Saved data entries
☆ ☆ ☆ ☆ ☆

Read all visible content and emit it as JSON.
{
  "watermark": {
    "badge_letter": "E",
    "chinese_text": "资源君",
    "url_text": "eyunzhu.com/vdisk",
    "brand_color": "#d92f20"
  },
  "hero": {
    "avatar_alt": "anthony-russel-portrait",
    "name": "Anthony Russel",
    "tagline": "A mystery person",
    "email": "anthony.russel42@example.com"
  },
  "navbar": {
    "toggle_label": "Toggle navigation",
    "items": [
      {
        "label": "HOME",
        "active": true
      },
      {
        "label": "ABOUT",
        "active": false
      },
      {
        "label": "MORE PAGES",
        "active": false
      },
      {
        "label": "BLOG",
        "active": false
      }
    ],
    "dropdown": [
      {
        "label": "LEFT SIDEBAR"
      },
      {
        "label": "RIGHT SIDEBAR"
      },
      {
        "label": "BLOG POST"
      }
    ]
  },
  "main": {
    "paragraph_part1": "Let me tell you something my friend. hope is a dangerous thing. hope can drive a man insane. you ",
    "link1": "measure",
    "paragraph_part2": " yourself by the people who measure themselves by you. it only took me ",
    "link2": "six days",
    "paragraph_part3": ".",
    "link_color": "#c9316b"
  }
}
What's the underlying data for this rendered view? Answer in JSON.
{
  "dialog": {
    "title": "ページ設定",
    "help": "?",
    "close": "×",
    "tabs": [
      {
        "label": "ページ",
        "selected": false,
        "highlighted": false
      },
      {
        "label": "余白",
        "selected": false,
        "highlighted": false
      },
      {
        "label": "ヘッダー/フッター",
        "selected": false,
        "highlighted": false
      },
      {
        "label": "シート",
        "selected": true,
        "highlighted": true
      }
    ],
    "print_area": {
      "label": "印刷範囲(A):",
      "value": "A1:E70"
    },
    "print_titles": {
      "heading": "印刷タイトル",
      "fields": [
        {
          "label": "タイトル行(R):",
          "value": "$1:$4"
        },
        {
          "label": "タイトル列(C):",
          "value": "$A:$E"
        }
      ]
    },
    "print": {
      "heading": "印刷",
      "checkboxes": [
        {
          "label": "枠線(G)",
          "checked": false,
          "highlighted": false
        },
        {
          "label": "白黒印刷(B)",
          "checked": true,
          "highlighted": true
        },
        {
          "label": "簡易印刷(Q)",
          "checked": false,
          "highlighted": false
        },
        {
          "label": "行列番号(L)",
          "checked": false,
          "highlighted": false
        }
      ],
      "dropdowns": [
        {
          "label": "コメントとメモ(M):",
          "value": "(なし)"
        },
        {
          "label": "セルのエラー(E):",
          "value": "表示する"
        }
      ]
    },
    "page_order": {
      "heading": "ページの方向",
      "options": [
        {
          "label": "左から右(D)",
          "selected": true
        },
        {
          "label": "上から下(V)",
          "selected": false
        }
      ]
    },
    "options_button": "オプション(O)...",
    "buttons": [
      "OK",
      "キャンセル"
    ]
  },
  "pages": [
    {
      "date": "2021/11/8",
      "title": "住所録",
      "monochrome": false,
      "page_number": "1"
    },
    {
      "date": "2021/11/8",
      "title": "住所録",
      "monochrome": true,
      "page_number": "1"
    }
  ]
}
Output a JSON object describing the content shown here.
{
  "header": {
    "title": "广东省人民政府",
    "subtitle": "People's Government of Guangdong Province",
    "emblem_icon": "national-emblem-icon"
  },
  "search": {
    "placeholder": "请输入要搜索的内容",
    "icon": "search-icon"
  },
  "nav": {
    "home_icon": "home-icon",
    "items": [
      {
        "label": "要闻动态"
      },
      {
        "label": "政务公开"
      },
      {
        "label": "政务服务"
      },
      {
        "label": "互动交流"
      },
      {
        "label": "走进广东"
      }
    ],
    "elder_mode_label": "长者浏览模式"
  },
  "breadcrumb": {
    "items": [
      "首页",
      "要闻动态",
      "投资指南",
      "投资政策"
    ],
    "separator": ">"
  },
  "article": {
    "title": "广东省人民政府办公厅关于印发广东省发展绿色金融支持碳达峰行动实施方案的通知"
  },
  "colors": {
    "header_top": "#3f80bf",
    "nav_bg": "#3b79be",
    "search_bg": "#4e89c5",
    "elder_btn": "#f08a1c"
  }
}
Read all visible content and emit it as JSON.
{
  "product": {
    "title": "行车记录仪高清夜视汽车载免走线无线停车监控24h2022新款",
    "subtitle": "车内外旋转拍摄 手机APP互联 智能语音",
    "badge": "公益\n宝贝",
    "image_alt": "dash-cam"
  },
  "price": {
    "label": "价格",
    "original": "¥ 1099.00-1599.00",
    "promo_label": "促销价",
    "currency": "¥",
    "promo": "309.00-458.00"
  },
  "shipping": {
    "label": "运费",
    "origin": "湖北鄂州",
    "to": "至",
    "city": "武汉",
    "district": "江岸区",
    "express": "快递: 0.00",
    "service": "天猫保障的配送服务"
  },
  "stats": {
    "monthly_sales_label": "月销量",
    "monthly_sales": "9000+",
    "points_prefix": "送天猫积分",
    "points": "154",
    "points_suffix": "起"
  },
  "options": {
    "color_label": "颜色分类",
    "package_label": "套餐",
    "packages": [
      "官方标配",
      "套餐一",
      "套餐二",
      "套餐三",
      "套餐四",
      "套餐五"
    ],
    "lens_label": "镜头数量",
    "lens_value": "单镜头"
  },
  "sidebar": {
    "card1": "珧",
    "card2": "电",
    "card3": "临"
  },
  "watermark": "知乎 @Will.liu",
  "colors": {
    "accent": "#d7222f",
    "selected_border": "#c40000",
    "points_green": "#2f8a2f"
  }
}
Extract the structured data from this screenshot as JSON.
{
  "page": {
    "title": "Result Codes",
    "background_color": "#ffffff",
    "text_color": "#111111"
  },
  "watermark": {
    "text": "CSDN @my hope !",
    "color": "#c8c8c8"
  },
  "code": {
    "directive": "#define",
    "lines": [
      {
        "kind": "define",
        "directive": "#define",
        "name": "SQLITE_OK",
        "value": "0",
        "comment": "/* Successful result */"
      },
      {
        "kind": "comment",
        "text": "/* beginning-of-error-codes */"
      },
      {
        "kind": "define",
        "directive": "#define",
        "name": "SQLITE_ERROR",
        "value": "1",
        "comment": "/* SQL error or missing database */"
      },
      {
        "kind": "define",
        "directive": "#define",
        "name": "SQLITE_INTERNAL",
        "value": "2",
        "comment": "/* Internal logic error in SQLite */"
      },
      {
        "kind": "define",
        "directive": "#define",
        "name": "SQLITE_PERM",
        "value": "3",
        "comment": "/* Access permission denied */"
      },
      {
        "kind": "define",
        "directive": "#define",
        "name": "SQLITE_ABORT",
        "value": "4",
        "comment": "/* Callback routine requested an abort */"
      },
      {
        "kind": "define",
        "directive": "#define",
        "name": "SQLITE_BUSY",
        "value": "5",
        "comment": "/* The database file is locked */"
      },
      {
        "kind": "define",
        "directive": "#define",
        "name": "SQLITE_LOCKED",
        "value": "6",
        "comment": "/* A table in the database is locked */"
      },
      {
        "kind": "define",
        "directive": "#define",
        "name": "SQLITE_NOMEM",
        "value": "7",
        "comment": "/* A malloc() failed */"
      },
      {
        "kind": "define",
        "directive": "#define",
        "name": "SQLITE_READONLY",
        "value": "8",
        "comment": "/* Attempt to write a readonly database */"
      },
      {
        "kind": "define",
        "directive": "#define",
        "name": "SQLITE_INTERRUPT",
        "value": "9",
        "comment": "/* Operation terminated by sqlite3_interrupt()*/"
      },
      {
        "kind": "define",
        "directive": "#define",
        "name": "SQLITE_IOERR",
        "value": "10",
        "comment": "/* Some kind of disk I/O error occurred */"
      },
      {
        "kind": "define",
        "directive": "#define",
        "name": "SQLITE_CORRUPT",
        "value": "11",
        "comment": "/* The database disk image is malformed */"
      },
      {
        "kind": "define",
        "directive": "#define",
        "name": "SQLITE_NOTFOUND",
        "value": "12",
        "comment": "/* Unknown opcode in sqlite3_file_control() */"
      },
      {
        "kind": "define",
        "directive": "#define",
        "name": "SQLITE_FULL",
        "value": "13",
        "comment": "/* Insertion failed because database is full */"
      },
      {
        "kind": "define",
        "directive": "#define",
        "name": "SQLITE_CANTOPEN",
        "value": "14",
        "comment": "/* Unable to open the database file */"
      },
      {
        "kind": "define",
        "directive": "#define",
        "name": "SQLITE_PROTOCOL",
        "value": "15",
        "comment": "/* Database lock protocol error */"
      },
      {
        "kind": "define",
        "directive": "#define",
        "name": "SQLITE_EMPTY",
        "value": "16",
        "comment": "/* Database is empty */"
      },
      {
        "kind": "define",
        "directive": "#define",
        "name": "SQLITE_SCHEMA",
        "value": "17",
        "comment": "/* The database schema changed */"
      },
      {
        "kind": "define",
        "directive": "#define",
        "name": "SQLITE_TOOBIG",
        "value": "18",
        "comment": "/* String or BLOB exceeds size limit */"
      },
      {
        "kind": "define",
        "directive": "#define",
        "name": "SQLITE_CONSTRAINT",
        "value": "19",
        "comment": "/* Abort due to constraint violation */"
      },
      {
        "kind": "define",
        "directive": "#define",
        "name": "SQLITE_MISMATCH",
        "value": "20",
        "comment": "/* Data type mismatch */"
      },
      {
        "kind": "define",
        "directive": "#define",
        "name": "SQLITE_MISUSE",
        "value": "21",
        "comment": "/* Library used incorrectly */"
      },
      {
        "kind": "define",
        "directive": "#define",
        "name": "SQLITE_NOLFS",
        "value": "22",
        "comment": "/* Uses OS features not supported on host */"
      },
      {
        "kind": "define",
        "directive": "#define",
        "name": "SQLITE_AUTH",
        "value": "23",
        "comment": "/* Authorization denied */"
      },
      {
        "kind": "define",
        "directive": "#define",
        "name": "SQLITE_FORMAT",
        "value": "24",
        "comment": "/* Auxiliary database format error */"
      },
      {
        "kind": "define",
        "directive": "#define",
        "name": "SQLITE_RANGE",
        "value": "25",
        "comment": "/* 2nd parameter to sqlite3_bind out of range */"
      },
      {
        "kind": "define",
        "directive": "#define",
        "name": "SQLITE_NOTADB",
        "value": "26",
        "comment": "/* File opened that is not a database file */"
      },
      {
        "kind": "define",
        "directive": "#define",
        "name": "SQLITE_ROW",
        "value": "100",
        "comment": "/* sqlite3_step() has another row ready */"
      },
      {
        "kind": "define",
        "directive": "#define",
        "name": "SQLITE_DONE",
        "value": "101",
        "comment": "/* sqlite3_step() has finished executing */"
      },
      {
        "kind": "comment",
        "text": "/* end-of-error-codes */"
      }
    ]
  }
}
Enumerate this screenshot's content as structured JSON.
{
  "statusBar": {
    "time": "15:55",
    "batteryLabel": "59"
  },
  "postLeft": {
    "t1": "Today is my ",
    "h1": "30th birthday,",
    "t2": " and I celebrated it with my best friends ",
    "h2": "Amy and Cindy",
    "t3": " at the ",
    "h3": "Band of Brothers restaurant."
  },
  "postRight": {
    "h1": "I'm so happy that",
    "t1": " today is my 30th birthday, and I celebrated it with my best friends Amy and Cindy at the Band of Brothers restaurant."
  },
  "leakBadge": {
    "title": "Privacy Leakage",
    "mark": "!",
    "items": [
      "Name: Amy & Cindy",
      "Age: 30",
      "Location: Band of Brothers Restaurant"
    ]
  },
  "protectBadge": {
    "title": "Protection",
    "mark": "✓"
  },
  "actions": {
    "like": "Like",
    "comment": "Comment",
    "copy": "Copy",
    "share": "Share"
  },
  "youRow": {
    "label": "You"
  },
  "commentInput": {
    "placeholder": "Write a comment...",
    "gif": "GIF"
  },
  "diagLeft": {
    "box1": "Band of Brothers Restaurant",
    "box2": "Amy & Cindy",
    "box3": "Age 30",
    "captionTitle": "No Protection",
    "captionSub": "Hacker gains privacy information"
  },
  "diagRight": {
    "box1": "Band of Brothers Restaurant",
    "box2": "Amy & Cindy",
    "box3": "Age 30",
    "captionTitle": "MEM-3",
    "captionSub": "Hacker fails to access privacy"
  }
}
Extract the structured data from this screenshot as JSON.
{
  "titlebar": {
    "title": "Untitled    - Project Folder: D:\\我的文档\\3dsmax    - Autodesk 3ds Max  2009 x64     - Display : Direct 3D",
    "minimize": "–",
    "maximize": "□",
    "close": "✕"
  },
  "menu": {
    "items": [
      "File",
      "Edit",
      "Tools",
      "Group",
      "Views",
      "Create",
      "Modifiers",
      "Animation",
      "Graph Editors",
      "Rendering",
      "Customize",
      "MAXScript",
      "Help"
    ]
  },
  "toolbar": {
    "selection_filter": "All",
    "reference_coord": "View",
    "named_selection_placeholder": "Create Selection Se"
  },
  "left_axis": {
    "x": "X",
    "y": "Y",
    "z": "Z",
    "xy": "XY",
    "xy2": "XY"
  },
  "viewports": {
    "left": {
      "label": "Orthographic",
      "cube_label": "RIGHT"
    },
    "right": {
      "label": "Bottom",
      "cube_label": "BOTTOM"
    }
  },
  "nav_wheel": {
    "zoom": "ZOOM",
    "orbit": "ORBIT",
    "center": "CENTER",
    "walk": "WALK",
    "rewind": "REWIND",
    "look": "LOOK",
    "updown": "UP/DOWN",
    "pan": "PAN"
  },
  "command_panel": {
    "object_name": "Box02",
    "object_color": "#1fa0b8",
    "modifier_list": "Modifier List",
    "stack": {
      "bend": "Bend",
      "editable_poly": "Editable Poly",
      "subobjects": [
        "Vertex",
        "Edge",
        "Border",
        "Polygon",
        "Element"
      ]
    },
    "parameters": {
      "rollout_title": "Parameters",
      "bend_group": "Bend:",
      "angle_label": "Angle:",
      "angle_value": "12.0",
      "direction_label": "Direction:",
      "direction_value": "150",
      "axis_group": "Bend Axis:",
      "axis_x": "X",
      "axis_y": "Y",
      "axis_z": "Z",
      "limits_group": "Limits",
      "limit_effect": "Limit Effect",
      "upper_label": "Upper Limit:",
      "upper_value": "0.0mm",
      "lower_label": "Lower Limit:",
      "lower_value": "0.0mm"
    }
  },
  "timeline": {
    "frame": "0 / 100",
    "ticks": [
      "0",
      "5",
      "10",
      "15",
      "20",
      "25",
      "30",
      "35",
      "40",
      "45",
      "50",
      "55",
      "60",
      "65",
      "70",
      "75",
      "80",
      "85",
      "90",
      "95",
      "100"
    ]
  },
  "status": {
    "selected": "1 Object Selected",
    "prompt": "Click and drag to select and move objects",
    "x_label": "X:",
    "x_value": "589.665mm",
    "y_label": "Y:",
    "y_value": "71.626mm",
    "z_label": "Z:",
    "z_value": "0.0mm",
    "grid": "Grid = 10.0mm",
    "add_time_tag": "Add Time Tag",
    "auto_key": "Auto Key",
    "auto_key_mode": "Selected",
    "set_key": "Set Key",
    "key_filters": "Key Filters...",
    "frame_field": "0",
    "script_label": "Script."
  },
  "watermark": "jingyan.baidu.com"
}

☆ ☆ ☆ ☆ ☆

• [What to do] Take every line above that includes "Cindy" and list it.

• [Task solution]
    "h2": "Amy and Cindy",
    "t1": " today is my 30th birthday, and I celebrated it with my best friends Amy and Cindy at the Band of Brothers restaurant."
      "Name: Amy & Cindy",
    "box2": "Amy & Cindy",
    "box2": "Amy & Cindy",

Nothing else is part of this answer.